*** Block opens ***

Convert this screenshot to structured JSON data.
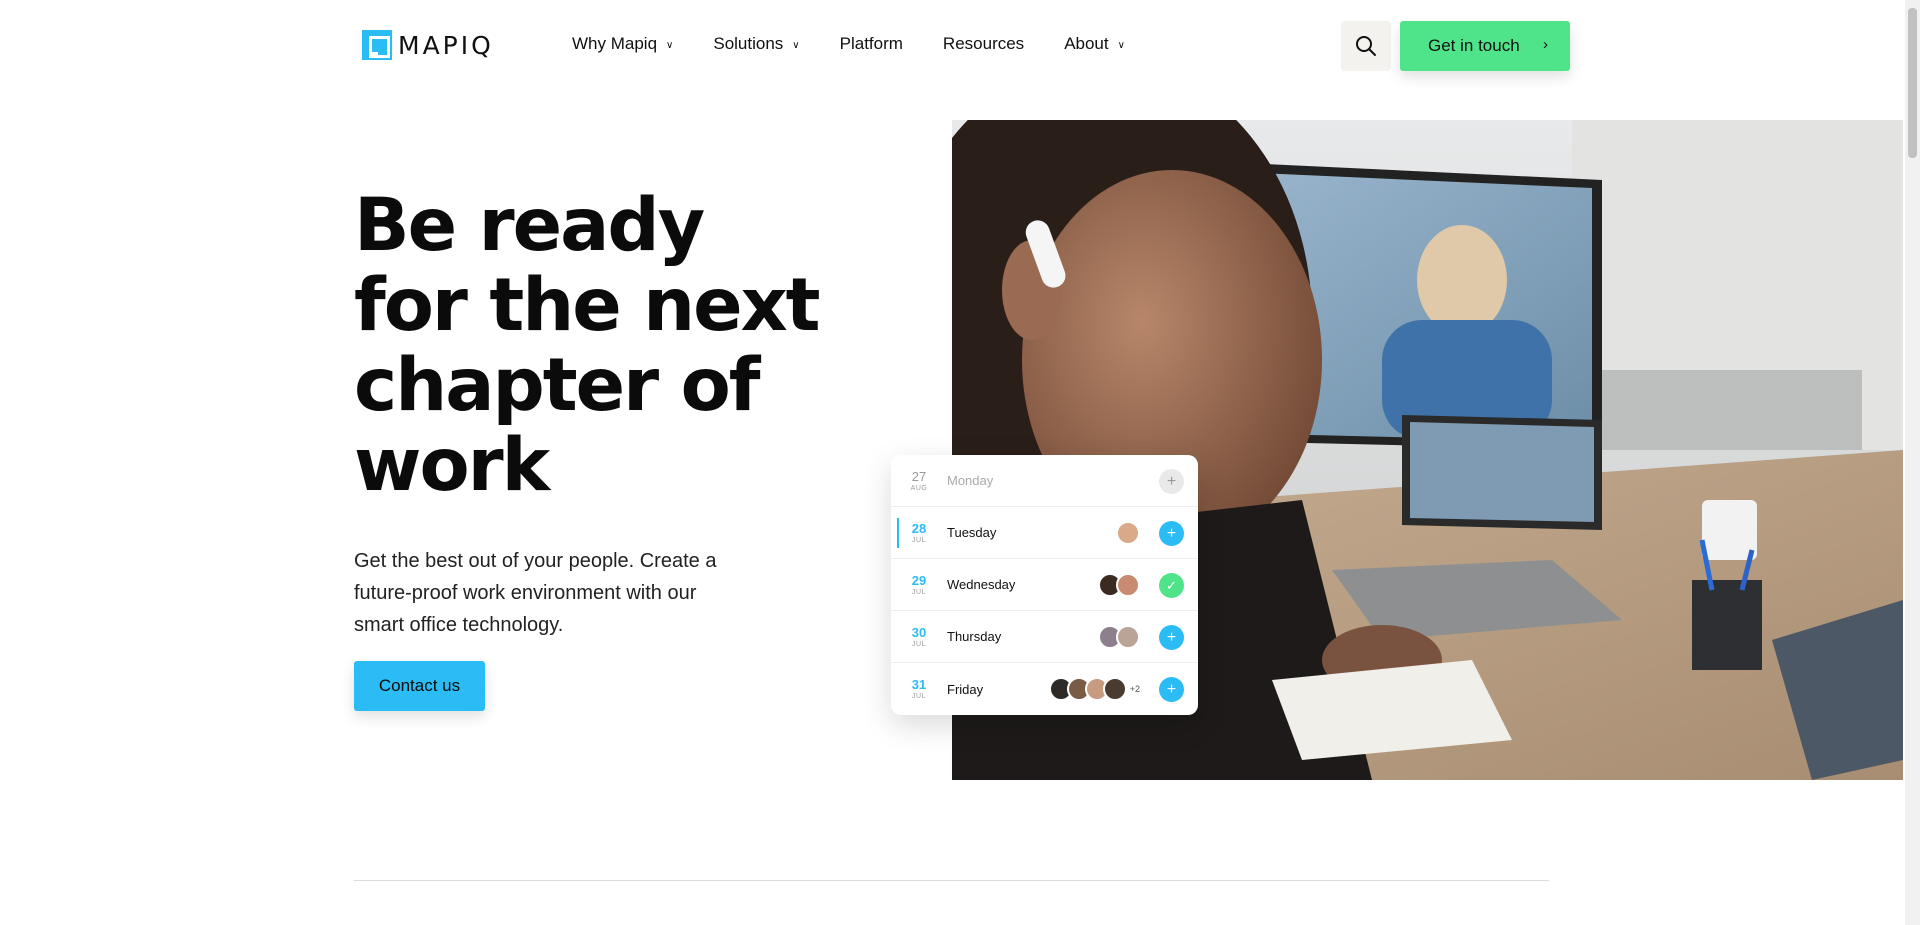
{
  "header": {
    "logo_text": "MAPIQ",
    "nav": [
      {
        "label": "Why Mapiq",
        "has_dropdown": true
      },
      {
        "label": "Solutions",
        "has_dropdown": true
      },
      {
        "label": "Platform",
        "has_dropdown": false
      },
      {
        "label": "Resources",
        "has_dropdown": false
      },
      {
        "label": "About",
        "has_dropdown": true
      }
    ],
    "search_icon": "search-icon",
    "cta_label": "Get in touch"
  },
  "hero": {
    "title": "Be ready for the next chapter of work",
    "subtitle": "Get the best out of your people. Create a future-proof work environment with our smart office technology.",
    "button_label": "Contact us"
  },
  "calendar": {
    "rows": [
      {
        "day": "27",
        "month": "AUG",
        "name": "Monday",
        "status": "add-muted",
        "avatars": 0,
        "more": ""
      },
      {
        "day": "28",
        "month": "JUL",
        "name": "Tuesday",
        "status": "plus",
        "avatars": 1,
        "more": ""
      },
      {
        "day": "29",
        "month": "JUL",
        "name": "Wednesday",
        "status": "check",
        "avatars": 2,
        "more": ""
      },
      {
        "day": "30",
        "month": "JUL",
        "name": "Thursday",
        "status": "plus",
        "avatars": 2,
        "more": ""
      },
      {
        "day": "31",
        "month": "JUL",
        "name": "Friday",
        "status": "plus",
        "avatars": 4,
        "more": "+2"
      }
    ]
  },
  "colors": {
    "brand_blue": "#2bbcf5",
    "cta_green": "#4fe38a",
    "text": "#111111"
  }
}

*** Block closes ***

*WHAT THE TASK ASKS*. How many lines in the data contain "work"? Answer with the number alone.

*FINISHED TASK*. 2